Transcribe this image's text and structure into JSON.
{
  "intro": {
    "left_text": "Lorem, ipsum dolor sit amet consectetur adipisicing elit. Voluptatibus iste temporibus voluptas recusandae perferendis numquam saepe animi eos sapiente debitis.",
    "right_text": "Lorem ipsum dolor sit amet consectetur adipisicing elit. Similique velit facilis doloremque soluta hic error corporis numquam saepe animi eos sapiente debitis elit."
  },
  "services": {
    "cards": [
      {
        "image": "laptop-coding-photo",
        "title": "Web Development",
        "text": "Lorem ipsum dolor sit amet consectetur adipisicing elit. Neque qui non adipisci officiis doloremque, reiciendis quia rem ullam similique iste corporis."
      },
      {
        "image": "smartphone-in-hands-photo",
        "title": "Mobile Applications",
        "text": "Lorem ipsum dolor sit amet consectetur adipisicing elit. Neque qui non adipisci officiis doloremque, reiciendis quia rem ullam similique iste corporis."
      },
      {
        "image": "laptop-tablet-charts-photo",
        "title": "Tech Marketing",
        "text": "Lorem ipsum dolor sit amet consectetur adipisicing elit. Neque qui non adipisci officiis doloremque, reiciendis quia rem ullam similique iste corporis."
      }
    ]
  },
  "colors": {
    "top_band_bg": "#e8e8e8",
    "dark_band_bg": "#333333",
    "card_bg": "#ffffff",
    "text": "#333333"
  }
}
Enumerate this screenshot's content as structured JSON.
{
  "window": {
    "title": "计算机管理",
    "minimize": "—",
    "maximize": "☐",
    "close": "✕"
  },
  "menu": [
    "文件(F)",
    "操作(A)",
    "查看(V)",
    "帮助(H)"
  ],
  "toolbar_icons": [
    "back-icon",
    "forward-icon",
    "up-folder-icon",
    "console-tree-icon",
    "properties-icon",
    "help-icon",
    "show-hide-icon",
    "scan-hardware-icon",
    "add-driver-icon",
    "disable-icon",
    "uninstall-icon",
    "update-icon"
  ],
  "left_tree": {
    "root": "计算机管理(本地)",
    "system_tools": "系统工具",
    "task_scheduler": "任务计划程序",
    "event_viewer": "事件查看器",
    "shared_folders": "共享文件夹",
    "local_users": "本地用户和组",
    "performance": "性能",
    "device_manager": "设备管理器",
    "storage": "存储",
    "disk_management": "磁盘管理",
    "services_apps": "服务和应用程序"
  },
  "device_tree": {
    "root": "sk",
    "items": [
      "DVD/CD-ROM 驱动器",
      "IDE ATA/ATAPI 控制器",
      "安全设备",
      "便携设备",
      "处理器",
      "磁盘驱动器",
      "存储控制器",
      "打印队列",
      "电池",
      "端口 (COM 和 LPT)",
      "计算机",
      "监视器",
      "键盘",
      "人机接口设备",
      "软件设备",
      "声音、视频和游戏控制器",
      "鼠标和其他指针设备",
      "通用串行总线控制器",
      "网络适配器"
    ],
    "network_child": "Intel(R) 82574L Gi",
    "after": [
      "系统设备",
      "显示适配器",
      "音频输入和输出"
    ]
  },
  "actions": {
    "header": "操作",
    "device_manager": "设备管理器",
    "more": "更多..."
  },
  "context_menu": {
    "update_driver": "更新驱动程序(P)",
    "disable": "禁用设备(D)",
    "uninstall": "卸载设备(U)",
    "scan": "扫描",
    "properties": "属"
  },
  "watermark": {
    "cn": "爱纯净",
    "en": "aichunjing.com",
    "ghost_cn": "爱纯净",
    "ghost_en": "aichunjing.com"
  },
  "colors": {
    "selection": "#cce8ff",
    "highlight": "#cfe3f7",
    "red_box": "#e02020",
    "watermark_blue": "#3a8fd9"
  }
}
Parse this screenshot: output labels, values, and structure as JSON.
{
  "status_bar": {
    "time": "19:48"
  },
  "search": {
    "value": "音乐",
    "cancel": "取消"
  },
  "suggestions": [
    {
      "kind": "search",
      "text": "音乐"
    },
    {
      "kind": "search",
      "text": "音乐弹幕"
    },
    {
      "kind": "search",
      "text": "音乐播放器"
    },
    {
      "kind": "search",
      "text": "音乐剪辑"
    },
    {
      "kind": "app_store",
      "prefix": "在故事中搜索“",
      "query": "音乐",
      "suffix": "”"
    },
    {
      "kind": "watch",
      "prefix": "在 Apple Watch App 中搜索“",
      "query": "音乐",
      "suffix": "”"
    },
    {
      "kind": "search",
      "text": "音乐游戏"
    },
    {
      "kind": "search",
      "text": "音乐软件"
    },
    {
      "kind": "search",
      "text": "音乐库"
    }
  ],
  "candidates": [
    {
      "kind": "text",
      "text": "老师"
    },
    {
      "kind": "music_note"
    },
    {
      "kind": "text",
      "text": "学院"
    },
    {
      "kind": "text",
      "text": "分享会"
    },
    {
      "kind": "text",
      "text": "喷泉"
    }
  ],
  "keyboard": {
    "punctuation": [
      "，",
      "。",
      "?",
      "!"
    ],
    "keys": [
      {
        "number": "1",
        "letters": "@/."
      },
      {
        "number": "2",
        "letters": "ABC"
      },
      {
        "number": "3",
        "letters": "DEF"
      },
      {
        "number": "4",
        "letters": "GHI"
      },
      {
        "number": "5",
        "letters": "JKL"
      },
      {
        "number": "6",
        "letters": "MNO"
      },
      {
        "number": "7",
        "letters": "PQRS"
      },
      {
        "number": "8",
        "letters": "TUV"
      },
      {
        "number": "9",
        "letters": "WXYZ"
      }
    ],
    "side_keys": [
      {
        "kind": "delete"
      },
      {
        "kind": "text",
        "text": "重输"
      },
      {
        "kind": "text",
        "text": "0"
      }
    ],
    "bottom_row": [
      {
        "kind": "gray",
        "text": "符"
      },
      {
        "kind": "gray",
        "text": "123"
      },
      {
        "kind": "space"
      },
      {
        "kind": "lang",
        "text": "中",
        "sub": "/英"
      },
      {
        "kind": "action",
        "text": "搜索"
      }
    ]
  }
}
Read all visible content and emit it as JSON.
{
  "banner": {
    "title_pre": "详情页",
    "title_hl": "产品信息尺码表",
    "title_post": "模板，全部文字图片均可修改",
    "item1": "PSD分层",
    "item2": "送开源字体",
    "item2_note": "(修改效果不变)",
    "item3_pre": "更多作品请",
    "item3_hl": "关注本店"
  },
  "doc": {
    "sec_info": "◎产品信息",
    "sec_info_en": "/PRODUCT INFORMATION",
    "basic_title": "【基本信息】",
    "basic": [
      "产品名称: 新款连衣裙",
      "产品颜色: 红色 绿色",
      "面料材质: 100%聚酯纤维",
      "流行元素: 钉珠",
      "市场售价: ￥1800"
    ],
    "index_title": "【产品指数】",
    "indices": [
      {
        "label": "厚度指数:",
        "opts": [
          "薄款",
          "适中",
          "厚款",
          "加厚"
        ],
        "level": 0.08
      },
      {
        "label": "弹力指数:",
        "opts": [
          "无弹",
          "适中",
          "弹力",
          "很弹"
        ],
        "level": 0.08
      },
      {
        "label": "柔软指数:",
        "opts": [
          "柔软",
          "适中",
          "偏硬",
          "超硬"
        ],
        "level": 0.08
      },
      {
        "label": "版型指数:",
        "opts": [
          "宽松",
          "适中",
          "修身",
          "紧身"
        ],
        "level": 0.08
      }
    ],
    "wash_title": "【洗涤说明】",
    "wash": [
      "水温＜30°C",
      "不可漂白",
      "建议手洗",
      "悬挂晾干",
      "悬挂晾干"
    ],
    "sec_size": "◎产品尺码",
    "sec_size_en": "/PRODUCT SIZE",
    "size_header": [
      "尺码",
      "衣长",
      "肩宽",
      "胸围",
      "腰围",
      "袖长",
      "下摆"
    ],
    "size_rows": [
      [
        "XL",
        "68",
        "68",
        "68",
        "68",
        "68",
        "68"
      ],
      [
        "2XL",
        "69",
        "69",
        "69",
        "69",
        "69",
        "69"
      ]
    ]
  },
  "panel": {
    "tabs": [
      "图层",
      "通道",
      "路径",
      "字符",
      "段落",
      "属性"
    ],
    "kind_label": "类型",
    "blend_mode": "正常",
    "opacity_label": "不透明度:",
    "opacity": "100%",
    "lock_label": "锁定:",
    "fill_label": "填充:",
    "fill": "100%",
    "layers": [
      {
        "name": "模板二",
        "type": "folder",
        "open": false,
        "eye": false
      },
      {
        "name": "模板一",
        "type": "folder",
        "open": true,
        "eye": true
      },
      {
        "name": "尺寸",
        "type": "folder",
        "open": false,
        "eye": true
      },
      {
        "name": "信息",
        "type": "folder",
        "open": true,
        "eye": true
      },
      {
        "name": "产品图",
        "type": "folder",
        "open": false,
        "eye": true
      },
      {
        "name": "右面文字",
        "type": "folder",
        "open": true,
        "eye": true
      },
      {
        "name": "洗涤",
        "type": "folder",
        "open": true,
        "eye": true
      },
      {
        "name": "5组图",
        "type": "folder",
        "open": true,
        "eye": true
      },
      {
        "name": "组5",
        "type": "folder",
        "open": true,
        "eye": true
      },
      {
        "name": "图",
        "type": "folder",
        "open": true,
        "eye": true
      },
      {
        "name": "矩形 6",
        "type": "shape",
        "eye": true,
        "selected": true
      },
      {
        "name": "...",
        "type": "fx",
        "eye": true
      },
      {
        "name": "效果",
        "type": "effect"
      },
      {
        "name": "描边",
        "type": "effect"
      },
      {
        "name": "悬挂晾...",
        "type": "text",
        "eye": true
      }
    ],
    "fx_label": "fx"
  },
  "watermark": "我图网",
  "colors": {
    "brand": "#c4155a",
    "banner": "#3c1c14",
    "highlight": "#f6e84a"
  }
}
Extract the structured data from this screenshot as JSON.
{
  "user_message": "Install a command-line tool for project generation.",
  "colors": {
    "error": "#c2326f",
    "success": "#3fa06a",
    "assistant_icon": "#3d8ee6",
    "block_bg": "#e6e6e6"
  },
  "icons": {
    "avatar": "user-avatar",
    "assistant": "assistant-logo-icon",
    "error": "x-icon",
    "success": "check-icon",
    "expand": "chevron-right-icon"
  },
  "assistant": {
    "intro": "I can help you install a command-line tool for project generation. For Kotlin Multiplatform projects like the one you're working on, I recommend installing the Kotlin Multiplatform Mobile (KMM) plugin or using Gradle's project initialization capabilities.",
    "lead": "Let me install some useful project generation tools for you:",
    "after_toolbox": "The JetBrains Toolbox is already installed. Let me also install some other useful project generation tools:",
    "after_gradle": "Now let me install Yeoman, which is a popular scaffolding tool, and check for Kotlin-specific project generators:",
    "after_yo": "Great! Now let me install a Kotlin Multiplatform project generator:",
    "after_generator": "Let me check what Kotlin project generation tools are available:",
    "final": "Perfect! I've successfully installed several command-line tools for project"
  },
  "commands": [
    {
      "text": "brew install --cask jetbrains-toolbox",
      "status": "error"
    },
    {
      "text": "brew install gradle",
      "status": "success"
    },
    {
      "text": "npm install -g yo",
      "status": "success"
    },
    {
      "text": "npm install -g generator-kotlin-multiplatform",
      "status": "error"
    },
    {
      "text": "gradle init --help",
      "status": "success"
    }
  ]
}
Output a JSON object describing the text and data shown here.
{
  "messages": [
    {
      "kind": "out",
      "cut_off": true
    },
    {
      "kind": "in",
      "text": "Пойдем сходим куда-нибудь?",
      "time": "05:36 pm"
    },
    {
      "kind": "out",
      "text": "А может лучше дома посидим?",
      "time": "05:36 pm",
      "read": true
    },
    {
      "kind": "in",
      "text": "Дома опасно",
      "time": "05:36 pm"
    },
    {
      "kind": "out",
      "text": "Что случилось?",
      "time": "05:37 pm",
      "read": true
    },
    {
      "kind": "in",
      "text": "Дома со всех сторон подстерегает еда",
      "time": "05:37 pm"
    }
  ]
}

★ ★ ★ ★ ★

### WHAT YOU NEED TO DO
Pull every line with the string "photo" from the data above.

### ANSWER TO THIS TASK
        "image": "laptop-coding-photo",
        "image": "smartphone-in-hands-photo",
        "image": "laptop-tablet-charts-photo",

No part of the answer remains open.